The Saudi Press Agency reported that Crown Prince Mohammed told U.K. Foreign Minister Boris Johnson that the kingdom accused its revolutionary Shiite Muslim rival Iran of supplying the Houthis with missiles and that the attack "may be considered an act of war against the kingdom." The day prior, Saudi Gulf Affairs Minister Thamer al-Subhan told Al Arabiya that his country considered Lebanon to be "declaring war on Saudi Arabia due to the aggression of Hezbollah."

As Hezbollah and Lebanese government officials denied knowledge of any plot to kill Hariri and accused Saudi Arabia of kidnapping their prime minister, Macron paid a surprise visit to Saudi Crown Prince Mohammed bin Salman in an attempt to calm regional tensions.

RTS1QLQP The results of Lebanon’s first parliamentary elections in nine years, on May 6, reveal major gains for Hezbollah and its allies. Lebanese Interior Ministry/Reuters

Macron reiterated France's support for "the stability, security, sovereignty and integrity of Lebanon," via his office. A week later, Macron met with Hariri in Paris, inviting him to stay in France. Hariri ultimately returned to Lebanon on November 21, just a day short of Lebanon's annual celebration of its independence from France. Hariri supporters waved Lebanese, Saudi and Future Movement flags the following day as he addressed crowds gathered for his return.

Hariri and his pro-Saudi Arabia Future Movement's voice in the country has increasingly waned, however, as Hezbollah and its allies grow increasingly influential. Lebanese President Michel Aoun, founder of the Free Patriotic Movement, and Parliamentary Speaker Nabih Berri, chairman of the Amal Movement, are both Hezbollah allies on the March 8 bloc, while the Future Movement lies on the opposing March 14 coalition.
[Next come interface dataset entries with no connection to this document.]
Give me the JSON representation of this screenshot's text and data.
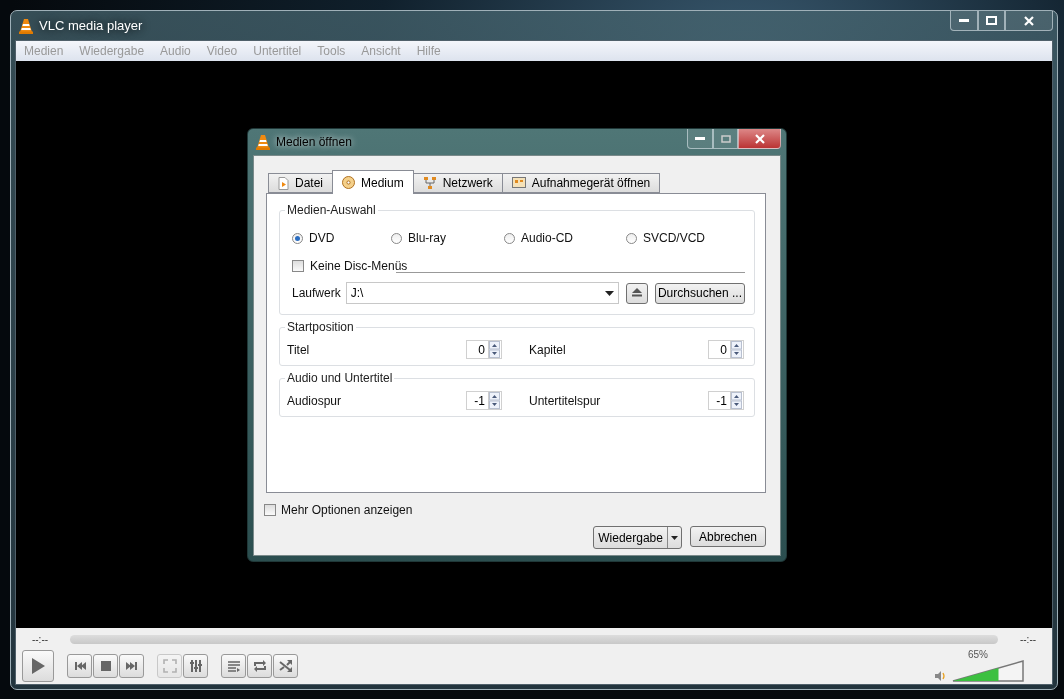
{
  "window": {
    "title": "VLC media player"
  },
  "menu": [
    "Medien",
    "Wiedergabe",
    "Audio",
    "Video",
    "Untertitel",
    "Tools",
    "Ansicht",
    "Hilfe"
  ],
  "dialog": {
    "title": "Medien öffnen",
    "tabs": [
      {
        "label": "Datei",
        "selected": false,
        "kind": "file"
      },
      {
        "label": "Medium",
        "selected": true,
        "kind": "disc"
      },
      {
        "label": "Netzwerk",
        "selected": false,
        "kind": "network"
      },
      {
        "label": "Aufnahmegerät öffnen",
        "selected": false,
        "kind": "capture"
      }
    ],
    "media_selection": {
      "title": "Medien-Auswahl",
      "options": [
        {
          "label": "DVD",
          "selected": true
        },
        {
          "label": "Blu-ray",
          "selected": false
        },
        {
          "label": "Audio-CD",
          "selected": false
        },
        {
          "label": "SVCD/VCD",
          "selected": false
        }
      ],
      "no_disc_menus": {
        "label": "Keine Disc-Menüs",
        "checked": false
      },
      "drive": {
        "label": "Laufwerk",
        "value": "J:\\"
      },
      "browse_button": "Durchsuchen ..."
    },
    "start_position": {
      "title": "Startposition",
      "fields": [
        {
          "label": "Titel",
          "value": "0"
        },
        {
          "label": "Kapitel",
          "value": "0"
        }
      ]
    },
    "audio_subtitles": {
      "title": "Audio und Untertitel",
      "fields": [
        {
          "label": "Audiospur",
          "value": "-1"
        },
        {
          "label": "Untertitelspur",
          "value": "-1"
        }
      ]
    },
    "more_options": {
      "label": "Mehr Optionen anzeigen",
      "checked": false
    },
    "play_button": "Wiedergabe",
    "cancel_button": "Abbrechen"
  },
  "player": {
    "time_elapsed": "--:--",
    "time_total": "--:--",
    "controls": [
      {
        "kind": "prev",
        "disabled": false
      },
      {
        "kind": "stop",
        "disabled": false
      },
      {
        "kind": "next",
        "disabled": false
      },
      {
        "kind": "fullscreen",
        "disabled": true
      },
      {
        "kind": "settings",
        "disabled": false
      },
      {
        "kind": "playlist",
        "disabled": false
      },
      {
        "kind": "loop",
        "disabled": false
      },
      {
        "kind": "shuffle",
        "disabled": false
      }
    ],
    "volume": {
      "level": 0.65,
      "reading": "65%"
    }
  }
}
Hezbollah and its March 8 allies made major gains after Lebanon's first parliamentary elections in nine years were held earlier this month and many came at the expense of the Future Movement.